Authored by: Mark Lewis, SVP Sales and Marketing at Orasi Software
You don’t often forget a vehicle once it comes out of the factory-garage. With a new car, you tend to continuously check for any cracks, imperfections, or hiccups, to keep it running the way it’s supposed to.
That is the critical role that APM or Application Performance Management fulfills for any application. It helps to ensure holistic control on performance and availability of software applications.
It’s a way to detect and diagnose complex application performance problems to deliver the service experience expected. This way, a business can ensure that its applications are running smoothly and handling any customer demand peaks. This checks the performance of the code, application dependencies, transaction times, and overall user experiences. It can be done in a variety of ways – metrics-based, network-based, code profiling, code-level performance, and latency.
When a robust APM process is in place, a business can reap optimal returns from an application. It makes it possible for software teams to watch the intended performance and experience of their developed applications. As the saying goes – “There is no maintenance without management.” APM works to elevate the overall life cycle value of an application.
APM vs APM? Application Performance Management vs Monitoring?
Yes, both terms exist in the industry. But there is a marked difference to be noted here. Application Performance Management is a subset of Digital Experience Monitoring or DEM. Application Performance Monitoring is about keeping a tab on components and/or infrastructure of an application. This covers code issues, runtime application architecture discovery modelling and display, transaction profiling, and other areas.
You get a detailed analysis of the application stack. This gives visibility into each step or process and identification of the specific point of failure. Application Performance Management, on the other hand, is about the overall picture of a software environment. It’s about all-around performance, broad resource-utilization areas, and the ultimate experience. The focus is on user-side checks – whether in terms of good delivery or in terms of the shortfall. This is where IT teams can pick up application performance issues, but with correlations to other software and hardware in the environment.
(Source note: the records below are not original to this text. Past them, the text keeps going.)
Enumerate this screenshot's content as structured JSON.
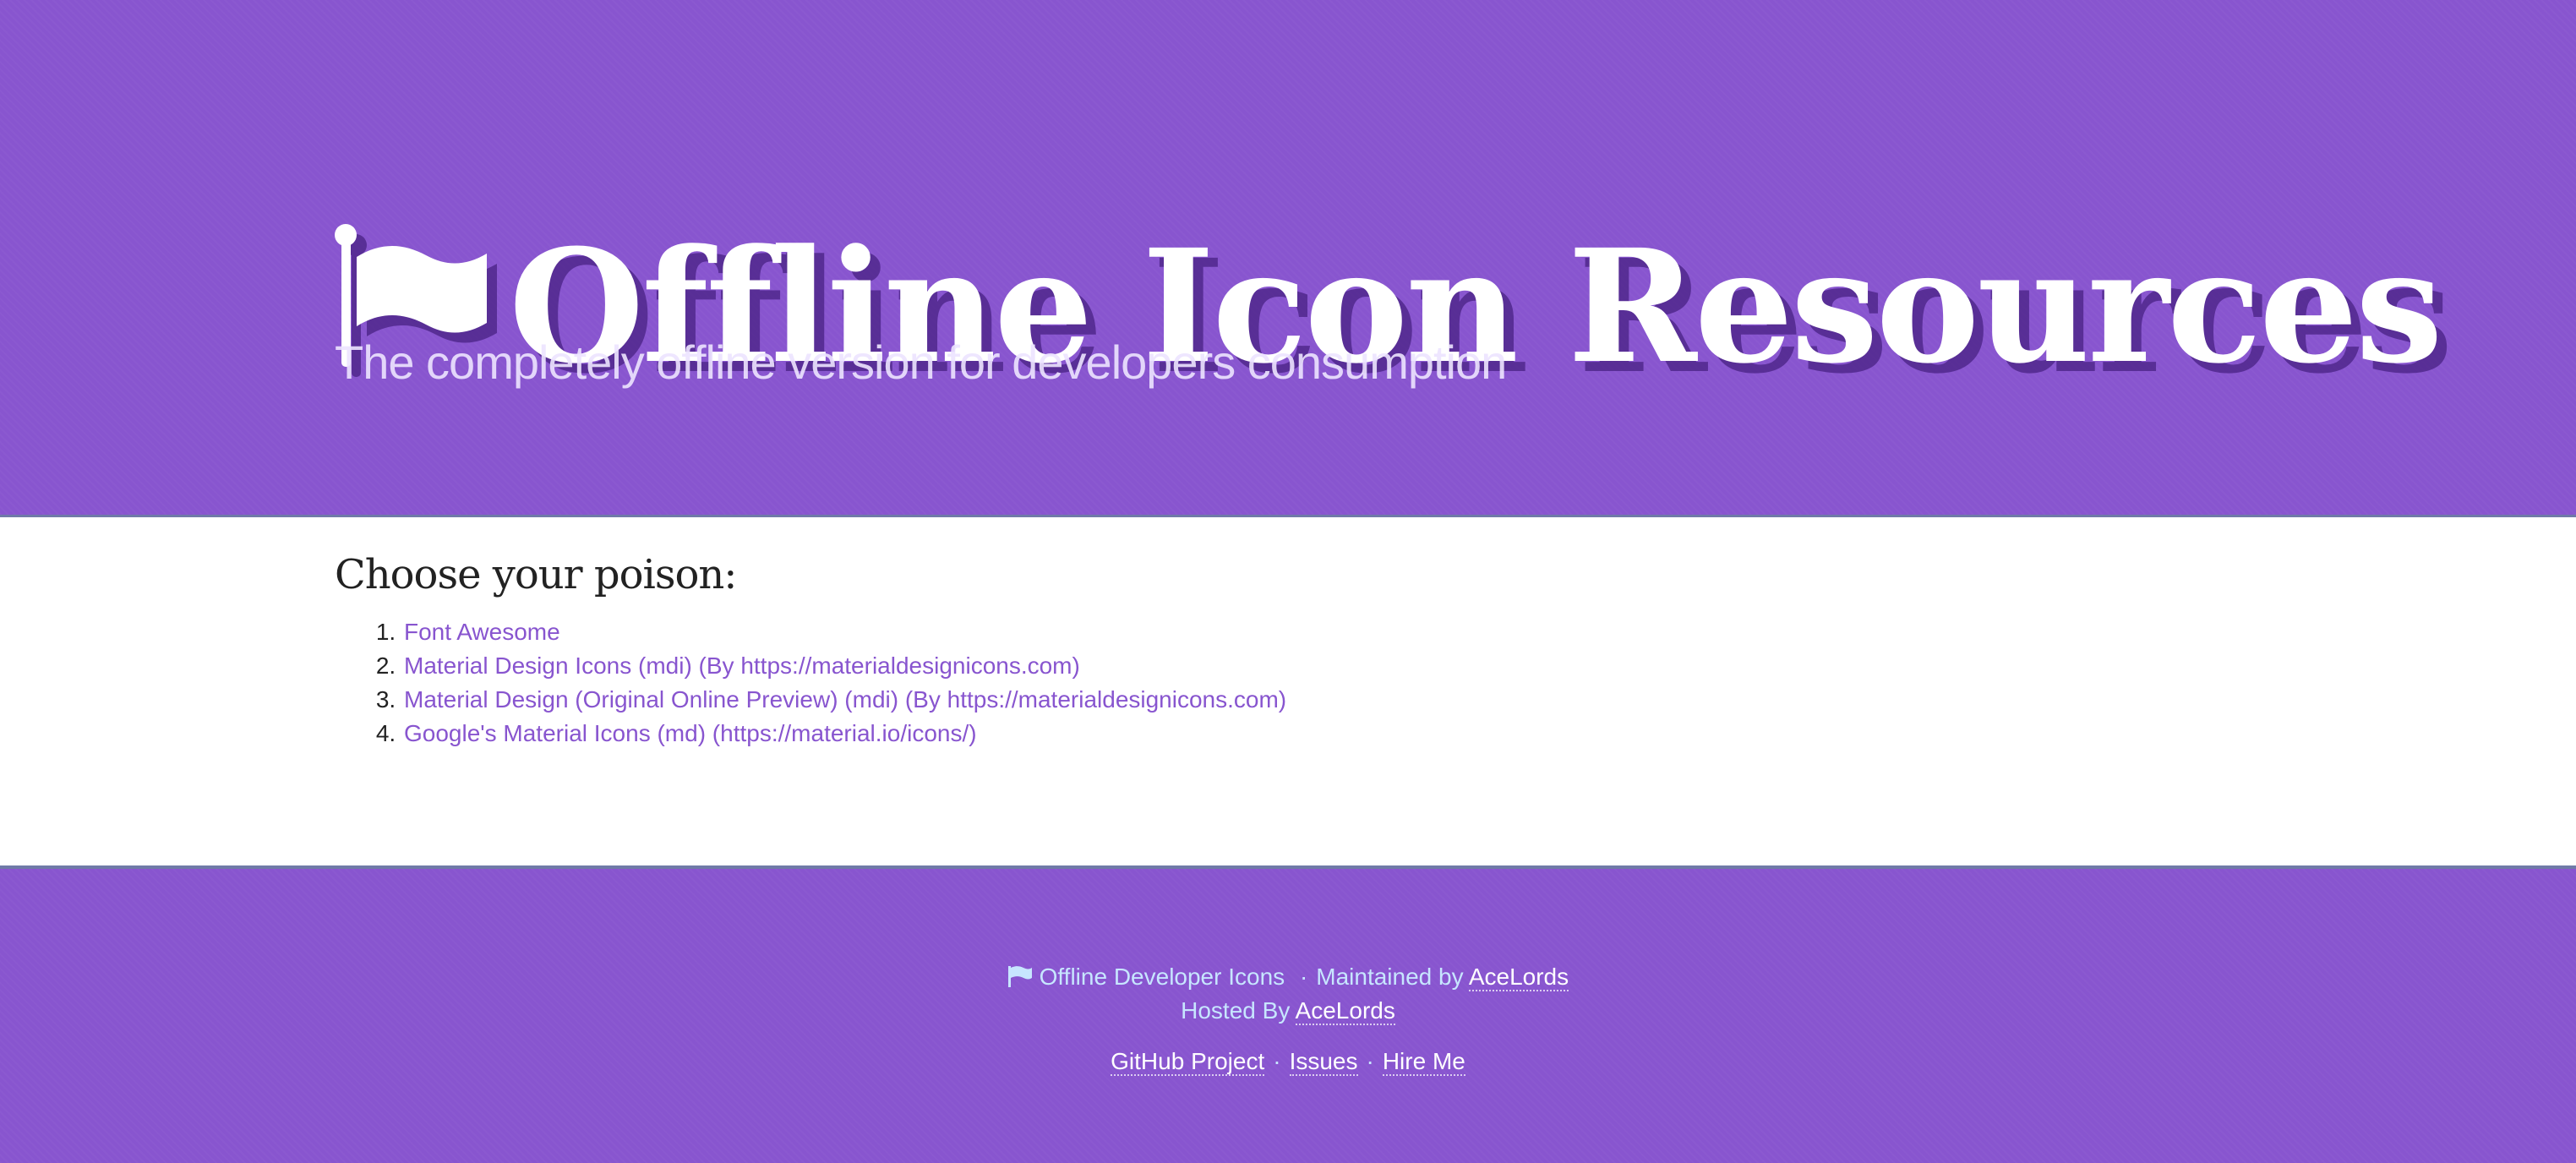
{
  "header": {
    "icon": "flag-icon",
    "title": "Offline Icon Resources",
    "subtitle": "The completely offline version for developers consumption",
    "background_color": "#8855cf"
  },
  "main": {
    "heading": "Choose your poison:",
    "resources": [
      {
        "number": "1.",
        "label": "Font Awesome"
      },
      {
        "number": "2.",
        "label": "Material Design Icons (mdi) (By https://materialdesignicons.com)"
      },
      {
        "number": "3.",
        "label": "Material Design (Original Online Preview) (mdi) (By https://materialdesignicons.com)"
      },
      {
        "number": "4.",
        "label": "Google's Material Icons (md) (https://material.io/icons/)"
      }
    ],
    "link_color": "#8855cf"
  },
  "footer": {
    "icon": "flag-icon",
    "project_name": "Offline Developer Icons",
    "separator": "·",
    "maintained_by_text": "Maintained by",
    "maintainer_link": "AceLords",
    "hosted_by_text": "Hosted By",
    "host_link": "AceLords",
    "links": [
      {
        "label": "GitHub Project"
      },
      {
        "label": "Issues"
      },
      {
        "label": "Hire Me"
      }
    ]
  }
}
It also allows them to decide on the relevance and role of certain applications.
APM steps include;
- Visibility into core application metrics
- Network and uptime-related factors
- Overall application usage and traffic visibility
- Identification of lags or connectivity issues
- Watching application dependencies including SQL, queues, web pages, transactions, caching, and spotting slow ones
- Fixing of weak areas and consequent decisions on application optimization
A recent ReportLinker report on “Global Application Performance Management (APM) Industry” indicated a size of $7 billion in the year 2020 – this is projected to hit $11.9 billion by 2027. Gartner had also estimated in 2018 that APM would monitor 20 percent of all business applications by the year 2021.
As companies invest more and more in cloud models; and as application speed plus performance become critical determinants of competitive differentiation, APM will gain more force.
APM has become an essential aspect of the overall application strategy. It will not just affect how applications move after they’re released but will go all the way towards the tipping point on – the actual value that applications bring to a business. This will define why and how an application gets designed. Or not?